§ WHAT YOU HAVE TO DO
Set down all of the records exactly, leaving none out.

§ DATA TO PROCESS
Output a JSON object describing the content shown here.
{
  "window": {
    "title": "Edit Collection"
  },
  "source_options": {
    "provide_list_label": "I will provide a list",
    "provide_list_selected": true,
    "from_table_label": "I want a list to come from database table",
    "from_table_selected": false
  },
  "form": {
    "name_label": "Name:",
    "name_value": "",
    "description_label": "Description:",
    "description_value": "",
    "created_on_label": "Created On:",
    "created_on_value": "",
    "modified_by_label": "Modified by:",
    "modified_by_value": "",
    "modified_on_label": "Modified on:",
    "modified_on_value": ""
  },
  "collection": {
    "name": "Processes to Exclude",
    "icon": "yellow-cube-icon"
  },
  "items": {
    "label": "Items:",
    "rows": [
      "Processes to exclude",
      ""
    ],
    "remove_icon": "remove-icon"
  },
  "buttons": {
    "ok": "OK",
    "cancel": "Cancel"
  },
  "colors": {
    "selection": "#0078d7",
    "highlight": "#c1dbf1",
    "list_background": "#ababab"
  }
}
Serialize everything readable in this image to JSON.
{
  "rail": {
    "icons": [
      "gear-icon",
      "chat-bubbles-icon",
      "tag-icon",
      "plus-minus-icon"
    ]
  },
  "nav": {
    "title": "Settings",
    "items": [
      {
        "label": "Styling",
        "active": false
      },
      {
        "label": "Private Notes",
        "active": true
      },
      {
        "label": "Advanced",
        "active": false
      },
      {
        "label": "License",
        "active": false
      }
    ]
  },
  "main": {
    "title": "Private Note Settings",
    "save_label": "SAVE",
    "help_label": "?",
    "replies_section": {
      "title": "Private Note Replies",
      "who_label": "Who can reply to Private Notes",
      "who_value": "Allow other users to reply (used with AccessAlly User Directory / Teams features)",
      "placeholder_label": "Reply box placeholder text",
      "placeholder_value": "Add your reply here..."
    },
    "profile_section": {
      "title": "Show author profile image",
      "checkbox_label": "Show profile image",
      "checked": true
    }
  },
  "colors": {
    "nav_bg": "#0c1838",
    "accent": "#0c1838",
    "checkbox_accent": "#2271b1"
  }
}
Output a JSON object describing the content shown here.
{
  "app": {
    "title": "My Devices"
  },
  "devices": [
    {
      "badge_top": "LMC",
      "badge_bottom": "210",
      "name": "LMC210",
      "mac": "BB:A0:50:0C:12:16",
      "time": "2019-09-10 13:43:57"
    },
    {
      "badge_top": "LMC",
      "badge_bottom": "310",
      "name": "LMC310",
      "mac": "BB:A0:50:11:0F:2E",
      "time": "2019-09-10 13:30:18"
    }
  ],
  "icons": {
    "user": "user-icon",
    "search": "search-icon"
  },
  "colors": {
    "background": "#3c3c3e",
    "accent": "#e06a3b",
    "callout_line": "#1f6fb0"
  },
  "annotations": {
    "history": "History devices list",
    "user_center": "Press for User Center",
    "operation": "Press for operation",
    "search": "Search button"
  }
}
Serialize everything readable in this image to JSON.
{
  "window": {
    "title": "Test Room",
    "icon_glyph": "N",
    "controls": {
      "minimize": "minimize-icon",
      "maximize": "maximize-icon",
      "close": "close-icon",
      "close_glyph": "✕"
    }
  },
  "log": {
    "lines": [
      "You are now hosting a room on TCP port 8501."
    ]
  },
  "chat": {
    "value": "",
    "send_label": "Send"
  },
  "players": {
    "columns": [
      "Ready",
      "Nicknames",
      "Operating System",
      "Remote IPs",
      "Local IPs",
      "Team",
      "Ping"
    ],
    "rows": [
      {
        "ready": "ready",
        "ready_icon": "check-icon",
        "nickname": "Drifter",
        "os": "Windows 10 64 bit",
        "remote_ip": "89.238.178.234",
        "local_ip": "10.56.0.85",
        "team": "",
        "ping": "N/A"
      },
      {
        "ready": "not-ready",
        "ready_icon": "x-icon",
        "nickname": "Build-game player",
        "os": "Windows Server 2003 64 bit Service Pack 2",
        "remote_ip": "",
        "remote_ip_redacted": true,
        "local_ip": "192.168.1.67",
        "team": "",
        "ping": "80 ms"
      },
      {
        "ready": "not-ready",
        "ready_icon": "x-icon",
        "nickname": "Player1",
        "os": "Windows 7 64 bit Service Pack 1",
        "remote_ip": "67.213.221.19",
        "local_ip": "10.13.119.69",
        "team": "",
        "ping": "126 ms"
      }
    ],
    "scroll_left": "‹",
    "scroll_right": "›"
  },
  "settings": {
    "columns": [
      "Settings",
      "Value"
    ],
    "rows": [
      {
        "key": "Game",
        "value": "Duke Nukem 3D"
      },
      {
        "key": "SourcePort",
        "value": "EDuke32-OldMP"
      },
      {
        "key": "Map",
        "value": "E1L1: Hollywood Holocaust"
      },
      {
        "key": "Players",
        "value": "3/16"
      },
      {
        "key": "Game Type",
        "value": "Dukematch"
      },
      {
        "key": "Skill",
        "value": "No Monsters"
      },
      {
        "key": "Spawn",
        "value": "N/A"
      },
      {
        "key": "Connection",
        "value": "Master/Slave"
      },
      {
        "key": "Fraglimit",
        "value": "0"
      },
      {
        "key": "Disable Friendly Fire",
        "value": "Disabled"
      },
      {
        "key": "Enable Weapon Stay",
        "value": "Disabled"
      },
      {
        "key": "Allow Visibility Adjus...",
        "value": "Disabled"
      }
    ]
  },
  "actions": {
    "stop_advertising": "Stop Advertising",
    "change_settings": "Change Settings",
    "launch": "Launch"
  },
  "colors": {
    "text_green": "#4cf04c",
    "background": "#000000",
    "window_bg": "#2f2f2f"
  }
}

§ WRITTEN REPLY
Output a JSON object describing the content shown here.
{
  "window": {
    "title": "Edit Collection"
  },
  "source_options": {
    "provide_list_label": "I will provide a list",
    "provide_list_selected": true,
    "from_table_label": "I want a list to come from database table",
    "from_table_selected": false
  },
  "form": {
    "name_label": "Name:",
    "name_value": "",
    "description_label": "Description:",
    "description_value": "",
    "created_on_label": "Created On:",
    "created_on_value": "",
    "modified_by_label": "Modified by:",
    "modified_by_value": "",
    "modified_on_label": "Modified on:",
    "modified_on_value": ""
  },
  "collection": {
    "name": "Processes to Exclude",
    "icon": "yellow-cube-icon"
  },
  "items": {
    "label": "Items:",
    "rows": [
      "Processes to exclude",
      ""
    ],
    "remove_icon": "remove-icon"
  },
  "buttons": {
    "ok": "OK",
    "cancel": "Cancel"
  },
  "colors": {
    "selection": "#0078d7",
    "highlight": "#c1dbf1",
    "list_background": "#ababab"
  }
}
Serialize everything readable in this image to JSON.
{
  "rail": {
    "icons": [
      "gear-icon",
      "chat-bubbles-icon",
      "tag-icon",
      "plus-minus-icon"
    ]
  },
  "nav": {
    "title": "Settings",
    "items": [
      {
        "label": "Styling",
        "active": false
      },
      {
        "label": "Private Notes",
        "active": true
      },
      {
        "label": "Advanced",
        "active": false
      },
      {
        "label": "License",
        "active": false
      }
    ]
  },
  "main": {
    "title": "Private Note Settings",
    "save_label": "SAVE",
    "help_label": "?",
    "replies_section": {
      "title": "Private Note Replies",
      "who_label": "Who can reply to Private Notes",
      "who_value": "Allow other users to reply (used with AccessAlly User Directory / Teams features)",
      "placeholder_label": "Reply box placeholder text",
      "placeholder_value": "Add your reply here..."
    },
    "profile_section": {
      "title": "Show author profile image",
      "checkbox_label": "Show profile image",
      "checked": true
    }
  },
  "colors": {
    "nav_bg": "#0c1838",
    "accent": "#0c1838",
    "checkbox_accent": "#2271b1"
  }
}
Output a JSON object describing the content shown here.
{
  "app": {
    "title": "My Devices"
  },
  "devices": [
    {
      "badge_top": "LMC",
      "badge_bottom": "210",
      "name": "LMC210",
      "mac": "BB:A0:50:0C:12:16",
      "time": "2019-09-10 13:43:57"
    },
    {
      "badge_top": "LMC",
      "badge_bottom": "310",
      "name": "LMC310",
      "mac": "BB:A0:50:11:0F:2E",
      "time": "2019-09-10 13:30:18"
    }
  ],
  "icons": {
    "user": "user-icon",
    "search": "search-icon"
  },
  "colors": {
    "background": "#3c3c3e",
    "accent": "#e06a3b",
    "callout_line": "#1f6fb0"
  },
  "annotations": {
    "history": "History devices list",
    "user_center": "Press for User Center",
    "operation": "Press for operation",
    "search": "Search button"
  }
}
Serialize everything readable in this image to JSON.
{
  "window": {
    "title": "Test Room",
    "icon_glyph": "N",
    "controls": {
      "minimize": "minimize-icon",
      "maximize": "maximize-icon",
      "close": "close-icon",
      "close_glyph": "✕"
    }
  },
  "log": {
    "lines": [
      "You are now hosting a room on TCP port 8501."
    ]
  },
  "chat": {
    "value": "",
    "send_label": "Send"
  },
  "players": {
    "columns": [
      "Ready",
      "Nicknames",
      "Operating System",
      "Remote IPs",
      "Local IPs",
      "Team",
      "Ping"
    ],
    "rows": [
      {
        "ready": "ready",
        "ready_icon": "check-icon",
        "nickname": "Drifter",
        "os": "Windows 10 64 bit",
        "remote_ip": "89.238.178.234",
        "local_ip": "10.56.0.85",
        "team": "",
        "ping": "N/A"
      },
      {
        "ready": "not-ready",
        "ready_icon": "x-icon",
        "nickname": "Build-game player",
        "os": "Windows Server 2003 64 bit Service Pack 2",
        "remote_ip": "",
        "remote_ip_redacted": true,
        "local_ip": "192.168.1.67",
        "team": "",
        "ping": "80 ms"
      },
      {
        "ready": "not-ready",
        "ready_icon": "x-icon",
        "nickname": "Player1",
        "os": "Windows 7 64 bit Service Pack 1",
        "remote_ip": "67.213.221.19",
        "local_ip": "10.13.119.69",
        "team": "",
        "ping": "126 ms"
      }
    ],
    "scroll_left": "‹",
    "scroll_right": "›"
  },
  "settings": {
    "columns": [
      "Settings",
      "Value"
    ],
    "rows": [
      {
        "key": "Game",
        "value": "Duke Nukem 3D"
      },
      {
        "key": "SourcePort",
        "value": "EDuke32-OldMP"
      },
      {
        "key": "Map",
        "value": "E1L1: Hollywood Holocaust"
      },
      {
        "key": "Players",
        "value": "3/16"
      },
      {
        "key": "Game Type",
        "value": "Dukematch"
      },
      {
        "key": "Skill",
        "value": "No Monsters"
      },
      {
        "key": "Spawn",
        "value": "N/A"
      },
      {
        "key": "Connection",
        "value": "Master/Slave"
      },
      {
        "key": "Fraglimit",
        "value": "0"
      },
      {
        "key": "Disable Friendly Fire",
        "value": "Disabled"
      },
      {
        "key": "Enable Weapon Stay",
        "value": "Disabled"
      },
      {
        "key": "Allow Visibility Adjus...",
        "value": "Disabled"
      }
    ]
  },
  "actions": {
    "stop_advertising": "Stop Advertising",
    "change_settings": "Change Settings",
    "launch": "Launch"
  },
  "colors": {
    "text_green": "#4cf04c",
    "background": "#000000",
    "window_bg": "#2f2f2f"
  }
}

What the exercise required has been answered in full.